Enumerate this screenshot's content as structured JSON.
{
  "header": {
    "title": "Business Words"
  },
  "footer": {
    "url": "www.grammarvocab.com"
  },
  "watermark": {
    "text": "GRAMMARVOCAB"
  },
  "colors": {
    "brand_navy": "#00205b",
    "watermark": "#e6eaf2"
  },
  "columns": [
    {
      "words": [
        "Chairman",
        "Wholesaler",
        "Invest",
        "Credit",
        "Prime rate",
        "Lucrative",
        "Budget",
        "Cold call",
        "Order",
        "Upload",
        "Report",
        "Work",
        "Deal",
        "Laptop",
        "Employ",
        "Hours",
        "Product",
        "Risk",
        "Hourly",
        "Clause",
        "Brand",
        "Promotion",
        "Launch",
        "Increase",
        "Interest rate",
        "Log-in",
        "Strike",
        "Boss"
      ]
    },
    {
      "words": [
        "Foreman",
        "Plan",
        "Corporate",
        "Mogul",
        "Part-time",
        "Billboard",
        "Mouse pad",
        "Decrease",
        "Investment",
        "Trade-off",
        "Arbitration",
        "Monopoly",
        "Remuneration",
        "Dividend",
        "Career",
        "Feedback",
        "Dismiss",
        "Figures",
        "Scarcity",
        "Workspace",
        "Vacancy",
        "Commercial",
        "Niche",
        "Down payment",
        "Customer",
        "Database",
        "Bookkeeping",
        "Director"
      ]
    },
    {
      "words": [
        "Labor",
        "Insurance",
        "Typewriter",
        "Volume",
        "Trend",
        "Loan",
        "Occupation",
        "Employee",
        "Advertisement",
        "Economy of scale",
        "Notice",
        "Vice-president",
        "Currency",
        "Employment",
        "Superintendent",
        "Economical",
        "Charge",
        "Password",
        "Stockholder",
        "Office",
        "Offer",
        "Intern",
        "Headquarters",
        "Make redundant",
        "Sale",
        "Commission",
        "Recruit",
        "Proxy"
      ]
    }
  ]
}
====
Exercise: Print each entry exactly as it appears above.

Problem solution:
Enumerate this screenshot's content as structured JSON.
{
  "header": {
    "title": "Business Words"
  },
  "footer": {
    "url": "www.grammarvocab.com"
  },
  "watermark": {
    "text": "GRAMMARVOCAB"
  },
  "colors": {
    "brand_navy": "#00205b",
    "watermark": "#e6eaf2"
  },
  "columns": [
    {
      "words": [
        "Chairman",
        "Wholesaler",
        "Invest",
        "Credit",
        "Prime rate",
        "Lucrative",
        "Budget",
        "Cold call",
        "Order",
        "Upload",
        "Report",
        "Work",
        "Deal",
        "Laptop",
        "Employ",
        "Hours",
        "Product",
        "Risk",
        "Hourly",
        "Clause",
        "Brand",
        "Promotion",
        "Launch",
        "Increase",
        "Interest rate",
        "Log-in",
        "Strike",
        "Boss"
      ]
    },
    {
      "words": [
        "Foreman",
        "Plan",
        "Corporate",
        "Mogul",
        "Part-time",
        "Billboard",
        "Mouse pad",
        "Decrease",
        "Investment",
        "Trade-off",
        "Arbitration",
        "Monopoly",
        "Remuneration",
        "Dividend",
        "Career",
        "Feedback",
        "Dismiss",
        "Figures",
        "Scarcity",
        "Workspace",
        "Vacancy",
        "Commercial",
        "Niche",
        "Down payment",
        "Customer",
        "Database",
        "Bookkeeping",
        "Director"
      ]
    },
    {
      "words": [
        "Labor",
        "Insurance",
        "Typewriter",
        "Volume",
        "Trend",
        "Loan",
        "Occupation",
        "Employee",
        "Advertisement",
        "Economy of scale",
        "Notice",
        "Vice-president",
        "Currency",
        "Employment",
        "Superintendent",
        "Economical",
        "Charge",
        "Password",
        "Stockholder",
        "Office",
        "Offer",
        "Intern",
        "Headquarters",
        "Make redundant",
        "Sale",
        "Commission",
        "Recruit",
        "Proxy"
      ]
    }
  ]
}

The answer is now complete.